Fundamental HR Management for Smaller Businesses

Robert PorterSmall Business Advising And Mentoring, Small Business Resources

small business hr management

You went into business because of a passion for a product or a service and built a business around that. At some point, you hired your first employee and soon discovered HR management is a necessary part of a successful business. Your success is now partially dependent upon your employees, their performance, and how they interact with your customers. 

Hire the Right People for the Job

Hiring the right person takes time, and the right person on a small team is critical. You’ve invested in your business and it’s equally important you invest the time to do the following:

  1. Reevaluate your business – What does your business need to be truly successful? Resist the temptation to react to an immediate issue. Instead, think about the skills your business will need not only today but next quarter, and perhaps even next year. How will that affect your staffing needs, the skillsets, and the experience levels you hire for?
  2. Now, create a clear job definition. If you can’t clearly define the job, how can you know what skillsets you are hiring for? To be sure you are making the right hire, and that the right people apply, you must understand the skills, training, and education that meet your needs.
  3. Check references. Take the time — it’s important. Hiring is a big decision, and you should use all the tools available to make an informed decision.

Create an Employee Development Plan

Both you and your new hire want to see success, so plan for that success to happen. Once again invest the time to do the following:

  1. Schedule benchmarks and timelines. You are probably doing this for your customers and/or in your business to some degree already, with delivery timelines, so do the same with your associates. You both want success, so define what and when success looks like.
  2. Let them know who and what their resources for success will be. In short, provide your employees with the knowledge and tools to be successful, whether it’s a course, a mentor, or even a book.
  3. Reassure them that you understand success may take time. New associates, even seasoned ones, will need time to understand the culture, understand procedures, and develop efficiencies.

Position Employees for Success with an Ongoing Needs Assessment Process

Employees want meaningful feedback. In study after study, employees want to know how they are doing, what they are doing well, and how they could provide more value to your company. Providing consistent and constructive feedback opens the door to a positive work environment. Along those same lines, it’s important to address and document performance issues. It’s a difficult topic and it’s easy to avoid, but avoiding it won’t make the issues go away. When issues arise, document them, the conversations, and any other relevant information. The documentation will make it easy to keep track of events and timelines, and if further action is required, you’ll have the information readily available.

Engage Employees

Take time to engage your employees. Let them know what is happening in the business and how they are contributing. Many articles have been written on the benefits of transparency and its effect on the level of trust within businesses, which in turn can lead to higher productivity and therefore lower costs.
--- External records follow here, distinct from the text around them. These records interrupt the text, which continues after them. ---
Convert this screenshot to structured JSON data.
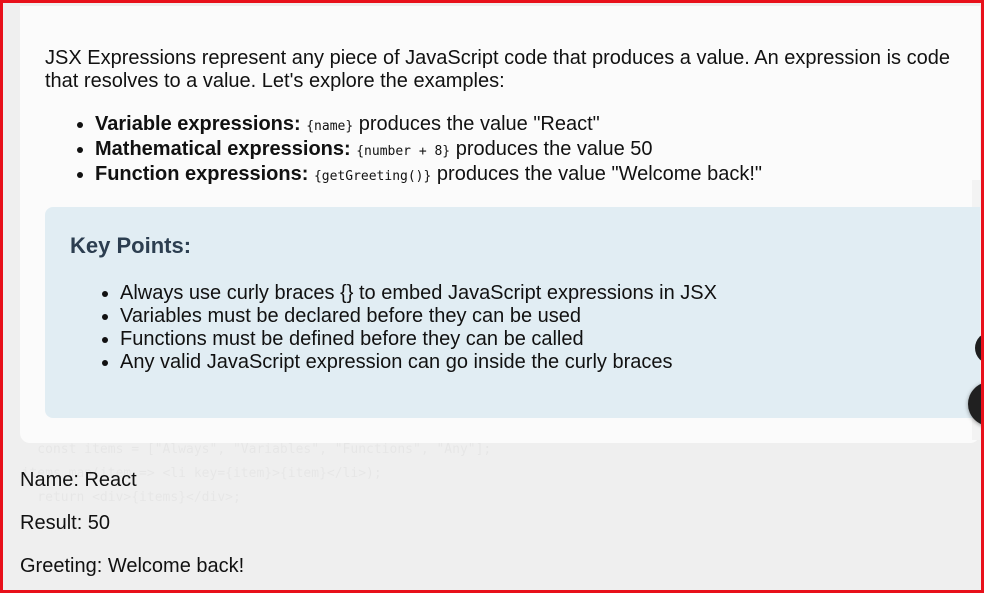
{
  "intro": {
    "text": "JSX Expressions represent any piece of JavaScript code that produces a value. An expression is code that resolves to a value. Let's explore the examples:"
  },
  "expressions": [
    {
      "label": "Variable expressions:",
      "code": "{name}",
      "desc": "produces the value \"React\""
    },
    {
      "label": "Mathematical expressions:",
      "code": "{number + 8}",
      "desc": "produces the value 50"
    },
    {
      "label": "Function expressions:",
      "code": "{getGreeting()}",
      "desc": "produces the value \"Welcome back!\""
    }
  ],
  "key_points": {
    "title": "Key Points:",
    "items": [
      "Always use curly braces {} to embed JavaScript expressions in JSX",
      "Variables must be declared before they can be used",
      "Functions must be defined before they can be called",
      "Any valid JavaScript expression can go inside the curly braces"
    ]
  },
  "output": {
    "name": "Name: React",
    "result": "Result: 50",
    "greeting": "Greeting: Welcome back!"
  },
  "colors": {
    "frame": "#e8101a",
    "keypoints_bg": "#e1edf3",
    "keypoints_title": "#2c3e50"
  }
}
If things are going well, share the success. Everyone likes to feel as if they are on a winning team. Employees spend a third of the day at work and want to feel as if they are spending their time well. Celebrate online reviews, customer comments, reaching goals, verbally praise great work, etc. Foster a winning culture by celebrating all the wins.

If things aren’t going well, it may well be appropriate to engage the team in conversation. What do they see? What ideas & suggestions do they have? Chances are they are interacting with your customers more often and they may have insights you aren’t aware of. When opening this discussion, you must be open to constructive criticism and be an active participant.  Ideally you want to you employees to feel empowered to suggest ways your business might improve.


The average small business owner is not a born HR manager so it’s OK to seek out help with hiring, offering benefits, and engaging employees. Resources like are great for that – and free!